MATERIAL FOR THE TASK: Begin

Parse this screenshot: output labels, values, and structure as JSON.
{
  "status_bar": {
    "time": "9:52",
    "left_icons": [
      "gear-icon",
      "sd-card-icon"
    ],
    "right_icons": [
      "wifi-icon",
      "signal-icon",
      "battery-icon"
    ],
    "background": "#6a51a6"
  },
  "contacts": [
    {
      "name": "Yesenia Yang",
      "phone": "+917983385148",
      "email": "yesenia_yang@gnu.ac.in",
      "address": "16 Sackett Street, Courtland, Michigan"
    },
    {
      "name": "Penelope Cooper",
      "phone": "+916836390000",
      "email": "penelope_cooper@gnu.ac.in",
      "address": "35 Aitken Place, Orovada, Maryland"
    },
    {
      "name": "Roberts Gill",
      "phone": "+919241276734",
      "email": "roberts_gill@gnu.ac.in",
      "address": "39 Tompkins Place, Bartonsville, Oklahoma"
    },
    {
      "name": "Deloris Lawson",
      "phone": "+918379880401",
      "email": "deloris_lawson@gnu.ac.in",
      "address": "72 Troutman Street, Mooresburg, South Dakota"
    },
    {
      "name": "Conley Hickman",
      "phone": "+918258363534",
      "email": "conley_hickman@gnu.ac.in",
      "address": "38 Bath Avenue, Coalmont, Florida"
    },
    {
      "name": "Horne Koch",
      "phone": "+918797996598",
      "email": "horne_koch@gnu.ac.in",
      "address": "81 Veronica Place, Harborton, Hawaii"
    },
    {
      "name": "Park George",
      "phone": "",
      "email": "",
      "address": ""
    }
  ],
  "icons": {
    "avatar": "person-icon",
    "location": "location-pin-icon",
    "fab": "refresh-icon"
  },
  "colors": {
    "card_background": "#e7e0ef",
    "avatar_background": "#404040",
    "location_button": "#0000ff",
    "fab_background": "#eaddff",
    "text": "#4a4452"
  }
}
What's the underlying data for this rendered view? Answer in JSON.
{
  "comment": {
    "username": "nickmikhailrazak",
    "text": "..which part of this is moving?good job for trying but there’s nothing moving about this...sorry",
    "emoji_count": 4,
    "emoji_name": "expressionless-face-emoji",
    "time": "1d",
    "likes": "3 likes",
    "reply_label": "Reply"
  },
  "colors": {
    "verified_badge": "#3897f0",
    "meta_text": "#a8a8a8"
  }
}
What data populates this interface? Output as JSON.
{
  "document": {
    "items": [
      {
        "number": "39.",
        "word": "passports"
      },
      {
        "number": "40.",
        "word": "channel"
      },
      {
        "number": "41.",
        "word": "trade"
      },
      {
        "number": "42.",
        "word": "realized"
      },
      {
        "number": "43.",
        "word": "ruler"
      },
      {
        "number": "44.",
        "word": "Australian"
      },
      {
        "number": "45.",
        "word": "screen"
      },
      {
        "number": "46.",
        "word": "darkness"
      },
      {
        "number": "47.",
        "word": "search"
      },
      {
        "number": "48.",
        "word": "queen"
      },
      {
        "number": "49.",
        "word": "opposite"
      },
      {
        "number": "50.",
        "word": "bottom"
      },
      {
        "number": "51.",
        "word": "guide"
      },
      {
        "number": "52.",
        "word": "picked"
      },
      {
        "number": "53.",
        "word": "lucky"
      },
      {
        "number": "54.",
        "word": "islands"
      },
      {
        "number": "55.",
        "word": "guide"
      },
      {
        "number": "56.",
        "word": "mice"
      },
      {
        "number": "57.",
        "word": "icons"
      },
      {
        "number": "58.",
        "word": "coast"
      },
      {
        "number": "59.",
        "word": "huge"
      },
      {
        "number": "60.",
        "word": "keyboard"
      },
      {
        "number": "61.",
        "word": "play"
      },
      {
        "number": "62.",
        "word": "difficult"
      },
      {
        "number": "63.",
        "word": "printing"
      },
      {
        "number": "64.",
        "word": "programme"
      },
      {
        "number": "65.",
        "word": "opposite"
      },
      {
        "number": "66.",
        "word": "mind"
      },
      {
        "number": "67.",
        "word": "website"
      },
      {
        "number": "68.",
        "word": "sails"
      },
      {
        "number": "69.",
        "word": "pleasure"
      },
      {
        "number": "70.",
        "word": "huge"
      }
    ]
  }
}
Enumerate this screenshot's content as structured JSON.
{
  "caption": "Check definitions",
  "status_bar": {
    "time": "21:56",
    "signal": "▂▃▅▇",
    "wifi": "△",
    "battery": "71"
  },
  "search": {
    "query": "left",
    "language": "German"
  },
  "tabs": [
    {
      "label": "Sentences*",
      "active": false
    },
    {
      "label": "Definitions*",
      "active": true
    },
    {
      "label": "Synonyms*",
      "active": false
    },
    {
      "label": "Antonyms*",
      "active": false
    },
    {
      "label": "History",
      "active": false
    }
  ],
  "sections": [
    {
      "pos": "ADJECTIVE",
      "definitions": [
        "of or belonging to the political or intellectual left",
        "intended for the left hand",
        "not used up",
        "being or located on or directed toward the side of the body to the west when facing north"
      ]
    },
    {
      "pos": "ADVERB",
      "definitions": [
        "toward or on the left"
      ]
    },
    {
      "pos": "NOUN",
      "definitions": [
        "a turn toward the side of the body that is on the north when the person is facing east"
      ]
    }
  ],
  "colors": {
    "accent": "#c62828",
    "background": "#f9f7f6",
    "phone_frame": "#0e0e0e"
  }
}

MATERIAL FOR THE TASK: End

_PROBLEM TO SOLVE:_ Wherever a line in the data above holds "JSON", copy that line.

_YOUR SOLUTION:_
Parse this screenshot: output labels, values, and structure as JSON.
What's the underlying data for this rendered view? Answer in JSON.
What data populates this interface? Output as JSON.
Enumerate this screenshot's content as structured JSON.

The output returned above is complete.